* What is being asked
Copy all lines containing the string "picture" from the records below.

(Stored dataset items)

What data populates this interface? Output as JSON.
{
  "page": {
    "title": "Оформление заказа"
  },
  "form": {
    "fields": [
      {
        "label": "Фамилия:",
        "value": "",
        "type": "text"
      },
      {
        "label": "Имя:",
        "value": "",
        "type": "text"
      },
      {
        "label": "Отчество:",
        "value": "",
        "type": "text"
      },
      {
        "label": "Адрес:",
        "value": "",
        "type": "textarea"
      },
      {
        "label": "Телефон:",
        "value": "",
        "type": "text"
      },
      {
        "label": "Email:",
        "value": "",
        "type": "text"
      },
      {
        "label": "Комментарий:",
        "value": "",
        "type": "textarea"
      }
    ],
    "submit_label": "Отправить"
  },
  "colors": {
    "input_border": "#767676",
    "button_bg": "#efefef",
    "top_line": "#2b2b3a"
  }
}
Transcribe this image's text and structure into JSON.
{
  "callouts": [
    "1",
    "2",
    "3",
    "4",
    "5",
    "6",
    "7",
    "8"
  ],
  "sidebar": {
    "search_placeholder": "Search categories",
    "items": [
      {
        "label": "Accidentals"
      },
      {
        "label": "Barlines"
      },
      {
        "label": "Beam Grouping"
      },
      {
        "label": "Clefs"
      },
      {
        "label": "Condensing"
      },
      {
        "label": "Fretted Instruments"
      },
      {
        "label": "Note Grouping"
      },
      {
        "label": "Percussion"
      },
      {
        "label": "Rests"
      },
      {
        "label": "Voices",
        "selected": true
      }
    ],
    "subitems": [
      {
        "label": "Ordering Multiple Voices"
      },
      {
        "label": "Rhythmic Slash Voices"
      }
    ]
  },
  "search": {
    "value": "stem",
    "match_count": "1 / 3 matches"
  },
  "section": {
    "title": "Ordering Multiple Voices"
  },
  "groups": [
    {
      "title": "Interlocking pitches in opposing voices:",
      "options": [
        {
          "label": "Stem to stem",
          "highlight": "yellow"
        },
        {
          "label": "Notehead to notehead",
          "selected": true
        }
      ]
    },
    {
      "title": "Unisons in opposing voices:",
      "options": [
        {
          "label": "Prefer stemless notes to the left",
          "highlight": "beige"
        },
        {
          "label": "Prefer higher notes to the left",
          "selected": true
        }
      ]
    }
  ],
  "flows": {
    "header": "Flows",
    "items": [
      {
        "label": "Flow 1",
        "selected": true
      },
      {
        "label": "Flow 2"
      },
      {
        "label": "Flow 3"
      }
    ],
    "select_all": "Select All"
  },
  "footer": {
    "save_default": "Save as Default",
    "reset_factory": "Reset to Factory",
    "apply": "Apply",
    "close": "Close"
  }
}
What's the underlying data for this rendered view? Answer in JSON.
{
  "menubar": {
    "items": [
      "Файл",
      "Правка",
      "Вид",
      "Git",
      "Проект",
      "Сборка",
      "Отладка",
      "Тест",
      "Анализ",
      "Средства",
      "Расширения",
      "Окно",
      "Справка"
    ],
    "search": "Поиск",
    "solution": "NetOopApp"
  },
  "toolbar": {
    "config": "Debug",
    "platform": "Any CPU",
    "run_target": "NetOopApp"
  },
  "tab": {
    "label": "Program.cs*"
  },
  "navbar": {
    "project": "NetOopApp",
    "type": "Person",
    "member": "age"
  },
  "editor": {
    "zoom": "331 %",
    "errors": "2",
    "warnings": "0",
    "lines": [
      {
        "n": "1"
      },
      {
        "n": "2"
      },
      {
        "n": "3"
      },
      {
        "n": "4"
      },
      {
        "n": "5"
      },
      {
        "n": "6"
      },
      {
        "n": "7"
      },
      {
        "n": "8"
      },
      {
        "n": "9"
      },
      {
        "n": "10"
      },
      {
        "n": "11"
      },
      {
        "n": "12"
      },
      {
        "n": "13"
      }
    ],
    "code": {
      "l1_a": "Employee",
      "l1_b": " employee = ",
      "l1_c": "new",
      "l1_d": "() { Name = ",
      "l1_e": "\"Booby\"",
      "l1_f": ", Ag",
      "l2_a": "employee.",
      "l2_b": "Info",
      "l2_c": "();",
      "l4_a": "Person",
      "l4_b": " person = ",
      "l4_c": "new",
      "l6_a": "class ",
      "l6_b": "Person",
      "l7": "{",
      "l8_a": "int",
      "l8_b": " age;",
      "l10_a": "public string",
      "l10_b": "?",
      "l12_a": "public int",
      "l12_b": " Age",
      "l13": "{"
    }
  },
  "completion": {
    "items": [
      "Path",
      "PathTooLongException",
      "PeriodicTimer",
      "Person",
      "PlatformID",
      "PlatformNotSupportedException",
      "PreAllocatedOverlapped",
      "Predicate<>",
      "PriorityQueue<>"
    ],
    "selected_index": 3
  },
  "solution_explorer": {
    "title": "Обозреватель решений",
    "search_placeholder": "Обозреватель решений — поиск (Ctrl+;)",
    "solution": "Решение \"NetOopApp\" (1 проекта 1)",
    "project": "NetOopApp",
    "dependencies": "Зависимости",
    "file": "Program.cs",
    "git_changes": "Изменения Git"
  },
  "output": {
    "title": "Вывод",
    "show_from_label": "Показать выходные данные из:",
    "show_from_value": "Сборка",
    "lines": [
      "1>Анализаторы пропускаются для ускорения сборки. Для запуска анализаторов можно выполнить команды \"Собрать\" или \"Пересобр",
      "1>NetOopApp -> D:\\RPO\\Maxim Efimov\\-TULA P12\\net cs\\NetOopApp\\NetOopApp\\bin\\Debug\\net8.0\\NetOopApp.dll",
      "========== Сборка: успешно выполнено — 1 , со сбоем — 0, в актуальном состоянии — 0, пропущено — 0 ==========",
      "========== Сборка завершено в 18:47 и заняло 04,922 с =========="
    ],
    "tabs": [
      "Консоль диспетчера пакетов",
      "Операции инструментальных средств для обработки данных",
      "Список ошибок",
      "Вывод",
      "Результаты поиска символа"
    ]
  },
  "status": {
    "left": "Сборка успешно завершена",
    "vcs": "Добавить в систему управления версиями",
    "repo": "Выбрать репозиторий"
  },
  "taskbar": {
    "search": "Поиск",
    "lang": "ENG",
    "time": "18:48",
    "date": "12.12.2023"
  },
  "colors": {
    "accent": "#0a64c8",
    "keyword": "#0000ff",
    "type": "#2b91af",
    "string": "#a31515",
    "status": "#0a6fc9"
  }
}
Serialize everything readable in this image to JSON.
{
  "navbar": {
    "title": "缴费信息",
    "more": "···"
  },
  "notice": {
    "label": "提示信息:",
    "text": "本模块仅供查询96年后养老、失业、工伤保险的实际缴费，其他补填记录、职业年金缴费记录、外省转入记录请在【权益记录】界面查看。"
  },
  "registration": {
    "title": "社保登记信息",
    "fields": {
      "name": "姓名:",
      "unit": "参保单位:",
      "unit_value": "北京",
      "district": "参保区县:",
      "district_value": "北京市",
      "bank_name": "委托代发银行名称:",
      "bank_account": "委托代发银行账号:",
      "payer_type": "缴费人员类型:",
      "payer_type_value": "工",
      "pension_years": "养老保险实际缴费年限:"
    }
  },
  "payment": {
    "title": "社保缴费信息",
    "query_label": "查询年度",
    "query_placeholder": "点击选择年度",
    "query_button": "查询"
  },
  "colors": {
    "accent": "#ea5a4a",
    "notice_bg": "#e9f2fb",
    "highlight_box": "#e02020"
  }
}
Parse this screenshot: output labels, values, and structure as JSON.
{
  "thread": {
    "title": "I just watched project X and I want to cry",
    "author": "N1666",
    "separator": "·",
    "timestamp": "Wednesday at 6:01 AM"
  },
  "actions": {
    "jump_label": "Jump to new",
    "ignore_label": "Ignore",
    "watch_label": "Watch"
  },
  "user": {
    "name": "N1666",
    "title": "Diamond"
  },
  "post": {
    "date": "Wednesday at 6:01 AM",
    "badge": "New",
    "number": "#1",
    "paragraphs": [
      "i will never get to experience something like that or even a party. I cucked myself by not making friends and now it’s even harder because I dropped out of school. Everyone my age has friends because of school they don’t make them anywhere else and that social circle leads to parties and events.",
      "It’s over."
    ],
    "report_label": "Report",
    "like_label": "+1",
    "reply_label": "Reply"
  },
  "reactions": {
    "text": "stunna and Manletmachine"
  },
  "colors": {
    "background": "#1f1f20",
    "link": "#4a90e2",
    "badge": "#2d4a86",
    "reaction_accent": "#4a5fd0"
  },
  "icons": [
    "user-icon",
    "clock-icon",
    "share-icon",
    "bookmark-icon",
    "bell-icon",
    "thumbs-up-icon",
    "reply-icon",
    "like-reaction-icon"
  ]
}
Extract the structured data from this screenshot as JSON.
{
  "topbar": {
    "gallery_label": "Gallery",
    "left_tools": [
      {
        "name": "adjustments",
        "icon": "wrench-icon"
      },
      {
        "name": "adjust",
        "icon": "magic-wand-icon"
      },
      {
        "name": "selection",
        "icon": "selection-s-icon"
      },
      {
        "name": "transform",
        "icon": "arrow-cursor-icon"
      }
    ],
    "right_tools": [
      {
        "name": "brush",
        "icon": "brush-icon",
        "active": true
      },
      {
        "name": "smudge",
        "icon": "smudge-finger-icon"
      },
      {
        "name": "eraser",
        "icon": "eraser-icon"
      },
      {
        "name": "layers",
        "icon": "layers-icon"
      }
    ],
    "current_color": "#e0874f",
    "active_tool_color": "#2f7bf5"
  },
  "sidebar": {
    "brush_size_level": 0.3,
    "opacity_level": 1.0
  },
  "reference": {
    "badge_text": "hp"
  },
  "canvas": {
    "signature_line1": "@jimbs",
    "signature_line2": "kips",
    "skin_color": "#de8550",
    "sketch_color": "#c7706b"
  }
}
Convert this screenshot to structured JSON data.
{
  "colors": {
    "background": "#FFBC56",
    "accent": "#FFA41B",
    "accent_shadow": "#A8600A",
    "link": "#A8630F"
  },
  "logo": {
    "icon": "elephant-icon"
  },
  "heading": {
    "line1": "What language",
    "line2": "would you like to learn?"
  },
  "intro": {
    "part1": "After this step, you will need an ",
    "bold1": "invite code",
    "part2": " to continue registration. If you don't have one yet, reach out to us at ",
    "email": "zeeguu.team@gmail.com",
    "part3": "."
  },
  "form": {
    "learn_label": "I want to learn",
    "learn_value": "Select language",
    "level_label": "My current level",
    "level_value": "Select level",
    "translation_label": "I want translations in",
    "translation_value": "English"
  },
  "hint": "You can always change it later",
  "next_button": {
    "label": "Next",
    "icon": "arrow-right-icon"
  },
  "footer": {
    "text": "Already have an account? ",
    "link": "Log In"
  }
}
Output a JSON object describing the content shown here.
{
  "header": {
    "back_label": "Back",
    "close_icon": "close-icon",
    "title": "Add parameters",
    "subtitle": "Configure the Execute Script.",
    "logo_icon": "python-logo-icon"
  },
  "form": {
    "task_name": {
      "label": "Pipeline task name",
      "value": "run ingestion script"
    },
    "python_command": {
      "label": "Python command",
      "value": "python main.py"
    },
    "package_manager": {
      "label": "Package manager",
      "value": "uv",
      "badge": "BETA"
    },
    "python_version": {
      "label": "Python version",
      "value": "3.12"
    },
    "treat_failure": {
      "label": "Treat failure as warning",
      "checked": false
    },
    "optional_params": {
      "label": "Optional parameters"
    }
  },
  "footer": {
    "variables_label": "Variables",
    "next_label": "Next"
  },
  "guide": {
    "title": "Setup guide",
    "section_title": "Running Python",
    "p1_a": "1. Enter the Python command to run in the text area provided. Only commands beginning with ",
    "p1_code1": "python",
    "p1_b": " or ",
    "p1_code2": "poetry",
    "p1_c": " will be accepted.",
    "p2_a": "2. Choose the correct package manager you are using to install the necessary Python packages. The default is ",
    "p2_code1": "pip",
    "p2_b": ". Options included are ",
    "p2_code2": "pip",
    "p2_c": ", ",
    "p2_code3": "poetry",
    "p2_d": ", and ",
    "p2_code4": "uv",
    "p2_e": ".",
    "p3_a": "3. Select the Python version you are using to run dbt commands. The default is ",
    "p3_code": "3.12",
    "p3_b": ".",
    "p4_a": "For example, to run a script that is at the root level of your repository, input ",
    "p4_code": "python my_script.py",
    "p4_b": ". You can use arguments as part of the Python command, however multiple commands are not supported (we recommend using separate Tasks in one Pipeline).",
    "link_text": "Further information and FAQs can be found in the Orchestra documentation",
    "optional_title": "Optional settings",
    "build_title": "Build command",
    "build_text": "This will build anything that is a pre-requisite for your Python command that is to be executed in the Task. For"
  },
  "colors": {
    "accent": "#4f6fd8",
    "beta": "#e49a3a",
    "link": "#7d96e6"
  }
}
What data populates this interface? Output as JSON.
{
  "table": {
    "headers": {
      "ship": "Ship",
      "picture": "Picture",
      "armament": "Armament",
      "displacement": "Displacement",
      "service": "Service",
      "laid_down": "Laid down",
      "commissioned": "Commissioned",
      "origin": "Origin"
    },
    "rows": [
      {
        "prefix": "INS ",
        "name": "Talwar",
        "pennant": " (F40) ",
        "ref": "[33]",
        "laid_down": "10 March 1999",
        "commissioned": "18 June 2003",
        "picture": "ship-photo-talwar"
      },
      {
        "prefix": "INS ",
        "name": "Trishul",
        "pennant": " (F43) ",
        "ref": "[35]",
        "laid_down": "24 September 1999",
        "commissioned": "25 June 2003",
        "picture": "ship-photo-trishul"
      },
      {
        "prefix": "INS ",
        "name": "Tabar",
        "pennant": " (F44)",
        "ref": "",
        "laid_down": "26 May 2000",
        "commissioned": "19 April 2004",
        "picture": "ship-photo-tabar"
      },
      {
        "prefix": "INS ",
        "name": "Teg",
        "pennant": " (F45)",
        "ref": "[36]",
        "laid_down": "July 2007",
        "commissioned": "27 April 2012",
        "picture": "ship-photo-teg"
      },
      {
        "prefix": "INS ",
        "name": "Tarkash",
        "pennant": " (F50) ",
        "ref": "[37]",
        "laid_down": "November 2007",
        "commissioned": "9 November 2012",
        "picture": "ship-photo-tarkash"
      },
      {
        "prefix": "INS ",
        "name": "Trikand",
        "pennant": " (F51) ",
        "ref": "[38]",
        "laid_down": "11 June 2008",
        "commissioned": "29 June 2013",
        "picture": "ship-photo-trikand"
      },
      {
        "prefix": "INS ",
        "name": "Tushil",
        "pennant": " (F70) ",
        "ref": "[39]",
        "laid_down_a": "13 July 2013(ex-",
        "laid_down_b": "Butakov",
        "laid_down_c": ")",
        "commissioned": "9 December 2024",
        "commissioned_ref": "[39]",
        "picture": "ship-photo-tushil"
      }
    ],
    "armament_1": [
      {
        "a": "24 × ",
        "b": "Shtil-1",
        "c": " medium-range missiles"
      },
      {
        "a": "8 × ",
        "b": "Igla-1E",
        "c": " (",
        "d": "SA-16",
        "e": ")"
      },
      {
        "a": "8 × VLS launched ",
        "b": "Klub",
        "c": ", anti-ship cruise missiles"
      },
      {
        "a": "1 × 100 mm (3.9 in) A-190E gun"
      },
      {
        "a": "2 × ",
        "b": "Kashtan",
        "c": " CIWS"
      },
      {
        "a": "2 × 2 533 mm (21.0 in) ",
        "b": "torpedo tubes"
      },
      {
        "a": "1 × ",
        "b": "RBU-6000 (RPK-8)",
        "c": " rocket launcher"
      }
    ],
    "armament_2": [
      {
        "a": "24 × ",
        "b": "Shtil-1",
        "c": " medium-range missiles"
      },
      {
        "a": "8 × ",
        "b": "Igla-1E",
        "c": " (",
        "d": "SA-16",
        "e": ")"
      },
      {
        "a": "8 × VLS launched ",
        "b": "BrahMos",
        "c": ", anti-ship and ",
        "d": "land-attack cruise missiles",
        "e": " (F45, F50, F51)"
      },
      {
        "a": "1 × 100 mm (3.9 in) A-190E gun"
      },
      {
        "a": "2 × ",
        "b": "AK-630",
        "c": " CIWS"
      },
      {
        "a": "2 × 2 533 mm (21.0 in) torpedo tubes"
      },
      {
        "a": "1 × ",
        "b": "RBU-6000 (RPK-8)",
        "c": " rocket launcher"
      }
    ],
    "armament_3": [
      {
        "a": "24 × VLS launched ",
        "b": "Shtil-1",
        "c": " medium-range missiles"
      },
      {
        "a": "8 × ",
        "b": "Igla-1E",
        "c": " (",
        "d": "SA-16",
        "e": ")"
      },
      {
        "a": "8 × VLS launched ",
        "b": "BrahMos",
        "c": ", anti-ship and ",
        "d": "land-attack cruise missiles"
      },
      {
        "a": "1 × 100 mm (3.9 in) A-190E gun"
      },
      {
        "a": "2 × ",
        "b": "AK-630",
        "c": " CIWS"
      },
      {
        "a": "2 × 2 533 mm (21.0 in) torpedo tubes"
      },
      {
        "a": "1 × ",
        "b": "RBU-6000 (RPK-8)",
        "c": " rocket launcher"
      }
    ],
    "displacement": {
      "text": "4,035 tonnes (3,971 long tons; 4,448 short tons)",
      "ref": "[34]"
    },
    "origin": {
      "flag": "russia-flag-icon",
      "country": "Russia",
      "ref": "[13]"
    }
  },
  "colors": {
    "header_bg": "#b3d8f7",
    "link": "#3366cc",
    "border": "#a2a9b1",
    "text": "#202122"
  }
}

* Written answer
      "picture": "Picture",
        "picture": "ship-photo-talwar"
        "picture": "ship-photo-trishul"
        "picture": "ship-photo-tabar"
        "picture": "ship-photo-teg"
        "picture": "ship-photo-tarkash"
        "picture": "ship-photo-trikand"
        "picture": "ship-photo-tushil"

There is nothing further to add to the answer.